Give the data again exactly as it appears.

************

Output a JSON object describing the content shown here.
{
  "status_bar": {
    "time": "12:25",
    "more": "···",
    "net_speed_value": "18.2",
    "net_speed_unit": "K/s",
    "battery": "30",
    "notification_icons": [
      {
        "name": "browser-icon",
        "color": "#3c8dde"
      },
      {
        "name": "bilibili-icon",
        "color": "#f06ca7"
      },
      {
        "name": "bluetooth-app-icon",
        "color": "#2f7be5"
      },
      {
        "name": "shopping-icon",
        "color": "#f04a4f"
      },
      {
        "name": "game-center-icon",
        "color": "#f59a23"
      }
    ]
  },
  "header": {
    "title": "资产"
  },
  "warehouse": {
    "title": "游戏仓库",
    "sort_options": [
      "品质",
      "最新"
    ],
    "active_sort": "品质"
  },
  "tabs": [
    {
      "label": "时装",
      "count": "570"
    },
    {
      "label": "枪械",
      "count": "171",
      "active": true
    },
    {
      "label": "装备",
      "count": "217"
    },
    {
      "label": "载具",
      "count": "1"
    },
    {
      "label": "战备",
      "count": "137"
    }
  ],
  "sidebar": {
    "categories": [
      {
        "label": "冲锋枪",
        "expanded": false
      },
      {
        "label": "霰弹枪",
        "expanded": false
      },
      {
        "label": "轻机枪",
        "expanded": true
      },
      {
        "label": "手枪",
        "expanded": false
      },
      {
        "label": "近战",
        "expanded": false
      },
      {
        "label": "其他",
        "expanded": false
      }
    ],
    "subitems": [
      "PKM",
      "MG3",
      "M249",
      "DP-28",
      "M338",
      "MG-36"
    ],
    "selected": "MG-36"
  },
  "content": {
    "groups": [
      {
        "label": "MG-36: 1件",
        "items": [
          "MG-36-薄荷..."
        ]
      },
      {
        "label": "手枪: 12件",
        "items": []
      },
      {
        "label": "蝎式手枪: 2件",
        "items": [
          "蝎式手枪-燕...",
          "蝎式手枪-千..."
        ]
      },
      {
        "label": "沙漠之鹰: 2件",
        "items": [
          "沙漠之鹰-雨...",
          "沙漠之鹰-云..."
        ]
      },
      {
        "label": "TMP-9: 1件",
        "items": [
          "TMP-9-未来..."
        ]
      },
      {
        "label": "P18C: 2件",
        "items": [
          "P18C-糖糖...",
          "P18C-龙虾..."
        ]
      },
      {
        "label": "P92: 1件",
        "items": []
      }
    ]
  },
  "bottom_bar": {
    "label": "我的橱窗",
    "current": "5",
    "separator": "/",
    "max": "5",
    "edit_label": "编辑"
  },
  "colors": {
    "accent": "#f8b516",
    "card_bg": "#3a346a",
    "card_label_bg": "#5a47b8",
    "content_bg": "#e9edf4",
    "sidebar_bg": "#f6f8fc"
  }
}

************

Your solution:
Output a JSON object describing the content shown here.
{
  "status_bar": {
    "time": "12:25",
    "more": "···",
    "net_speed_value": "18.2",
    "net_speed_unit": "K/s",
    "battery": "30",
    "notification_icons": [
      {
        "name": "browser-icon",
        "color": "#3c8dde"
      },
      {
        "name": "bilibili-icon",
        "color": "#f06ca7"
      },
      {
        "name": "bluetooth-app-icon",
        "color": "#2f7be5"
      },
      {
        "name": "shopping-icon",
        "color": "#f04a4f"
      },
      {
        "name": "game-center-icon",
        "color": "#f59a23"
      }
    ]
  },
  "header": {
    "title": "资产"
  },
  "warehouse": {
    "title": "游戏仓库",
    "sort_options": [
      "品质",
      "最新"
    ],
    "active_sort": "品质"
  },
  "tabs": [
    {
      "label": "时装",
      "count": "570"
    },
    {
      "label": "枪械",
      "count": "171",
      "active": true
    },
    {
      "label": "装备",
      "count": "217"
    },
    {
      "label": "载具",
      "count": "1"
    },
    {
      "label": "战备",
      "count": "137"
    }
  ],
  "sidebar": {
    "categories": [
      {
        "label": "冲锋枪",
        "expanded": false
      },
      {
        "label": "霰弹枪",
        "expanded": false
      },
      {
        "label": "轻机枪",
        "expanded": true
      },
      {
        "label": "手枪",
        "expanded": false
      },
      {
        "label": "近战",
        "expanded": false
      },
      {
        "label": "其他",
        "expanded": false
      }
    ],
    "subitems": [
      "PKM",
      "MG3",
      "M249",
      "DP-28",
      "M338",
      "MG-36"
    ],
    "selected": "MG-36"
  },
  "content": {
    "groups": [
      {
        "label": "MG-36: 1件",
        "items": [
          "MG-36-薄荷..."
        ]
      },
      {
        "label": "手枪: 12件",
        "items": []
      },
      {
        "label": "蝎式手枪: 2件",
        "items": [
          "蝎式手枪-燕...",
          "蝎式手枪-千..."
        ]
      },
      {
        "label": "沙漠之鹰: 2件",
        "items": [
          "沙漠之鹰-雨...",
          "沙漠之鹰-云..."
        ]
      },
      {
        "label": "TMP-9: 1件",
        "items": [
          "TMP-9-未来..."
        ]
      },
      {
        "label": "P18C: 2件",
        "items": [
          "P18C-糖糖...",
          "P18C-龙虾..."
        ]
      },
      {
        "label": "P92: 1件",
        "items": []
      }
    ]
  },
  "bottom_bar": {
    "label": "我的橱窗",
    "current": "5",
    "separator": "/",
    "max": "5",
    "edit_label": "编辑"
  },
  "colors": {
    "accent": "#f8b516",
    "card_bg": "#3a346a",
    "card_label_bg": "#5a47b8",
    "content_bg": "#e9edf4",
    "sidebar_bg": "#f6f8fc"
  }
}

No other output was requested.